= WORK INSTRUCTIONS =
Produce a word-for-word copy of the data below.
[Start of section]
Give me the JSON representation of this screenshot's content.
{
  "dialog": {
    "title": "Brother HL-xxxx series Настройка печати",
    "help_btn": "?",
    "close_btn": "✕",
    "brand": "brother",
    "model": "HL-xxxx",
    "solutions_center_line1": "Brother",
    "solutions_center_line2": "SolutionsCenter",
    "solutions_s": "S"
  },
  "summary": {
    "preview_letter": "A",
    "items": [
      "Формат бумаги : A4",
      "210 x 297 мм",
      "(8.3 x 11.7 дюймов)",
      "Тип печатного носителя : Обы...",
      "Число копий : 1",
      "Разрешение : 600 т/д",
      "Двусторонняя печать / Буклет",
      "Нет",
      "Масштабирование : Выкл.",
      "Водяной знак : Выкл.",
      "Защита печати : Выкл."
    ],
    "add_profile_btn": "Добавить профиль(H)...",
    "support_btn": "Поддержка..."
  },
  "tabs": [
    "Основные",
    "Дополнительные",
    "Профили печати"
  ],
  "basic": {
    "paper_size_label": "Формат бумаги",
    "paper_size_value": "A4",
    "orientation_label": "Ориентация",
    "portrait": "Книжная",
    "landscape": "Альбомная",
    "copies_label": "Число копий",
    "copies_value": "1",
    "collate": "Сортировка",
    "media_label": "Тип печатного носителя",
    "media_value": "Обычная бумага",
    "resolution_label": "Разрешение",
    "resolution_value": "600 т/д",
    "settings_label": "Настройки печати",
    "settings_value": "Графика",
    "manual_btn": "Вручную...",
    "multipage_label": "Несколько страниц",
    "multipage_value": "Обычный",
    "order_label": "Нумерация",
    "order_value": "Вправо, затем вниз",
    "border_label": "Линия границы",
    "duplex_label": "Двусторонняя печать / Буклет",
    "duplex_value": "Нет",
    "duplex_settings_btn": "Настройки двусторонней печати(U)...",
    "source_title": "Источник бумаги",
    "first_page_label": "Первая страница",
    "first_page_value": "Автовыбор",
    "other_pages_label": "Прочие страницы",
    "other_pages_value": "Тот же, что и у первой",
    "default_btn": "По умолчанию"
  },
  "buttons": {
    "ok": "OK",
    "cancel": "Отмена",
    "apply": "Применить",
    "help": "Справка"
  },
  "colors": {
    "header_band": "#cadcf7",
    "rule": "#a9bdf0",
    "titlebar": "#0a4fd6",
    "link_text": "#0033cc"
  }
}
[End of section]
= OUTPUT FOR THIS TASK =
Give me the JSON representation of this screenshot's content.
{
  "dialog": {
    "title": "Brother HL-xxxx series Настройка печати",
    "help_btn": "?",
    "close_btn": "✕",
    "brand": "brother",
    "model": "HL-xxxx",
    "solutions_center_line1": "Brother",
    "solutions_center_line2": "SolutionsCenter",
    "solutions_s": "S"
  },
  "summary": {
    "preview_letter": "A",
    "items": [
      "Формат бумаги : A4",
      "210 x 297 мм",
      "(8.3 x 11.7 дюймов)",
      "Тип печатного носителя : Обы...",
      "Число копий : 1",
      "Разрешение : 600 т/д",
      "Двусторонняя печать / Буклет",
      "Нет",
      "Масштабирование : Выкл.",
      "Водяной знак : Выкл.",
      "Защита печати : Выкл."
    ],
    "add_profile_btn": "Добавить профиль(H)...",
    "support_btn": "Поддержка..."
  },
  "tabs": [
    "Основные",
    "Дополнительные",
    "Профили печати"
  ],
  "basic": {
    "paper_size_label": "Формат бумаги",
    "paper_size_value": "A4",
    "orientation_label": "Ориентация",
    "portrait": "Книжная",
    "landscape": "Альбомная",
    "copies_label": "Число копий",
    "copies_value": "1",
    "collate": "Сортировка",
    "media_label": "Тип печатного носителя",
    "media_value": "Обычная бумага",
    "resolution_label": "Разрешение",
    "resolution_value": "600 т/д",
    "settings_label": "Настройки печати",
    "settings_value": "Графика",
    "manual_btn": "Вручную...",
    "multipage_label": "Несколько страниц",
    "multipage_value": "Обычный",
    "order_label": "Нумерация",
    "order_value": "Вправо, затем вниз",
    "border_label": "Линия границы",
    "duplex_label": "Двусторонняя печать / Буклет",
    "duplex_value": "Нет",
    "duplex_settings_btn": "Настройки двусторонней печати(U)...",
    "source_title": "Источник бумаги",
    "first_page_label": "Первая страница",
    "first_page_value": "Автовыбор",
    "other_pages_label": "Прочие страницы",
    "other_pages_value": "Тот же, что и у первой",
    "default_btn": "По умолчанию"
  },
  "buttons": {
    "ok": "OK",
    "cancel": "Отмена",
    "apply": "Применить",
    "help": "Справка"
  },
  "colors": {
    "header_band": "#cadcf7",
    "rule": "#a9bdf0",
    "titlebar": "#0a4fd6",
    "link_text": "#0033cc"
  }
}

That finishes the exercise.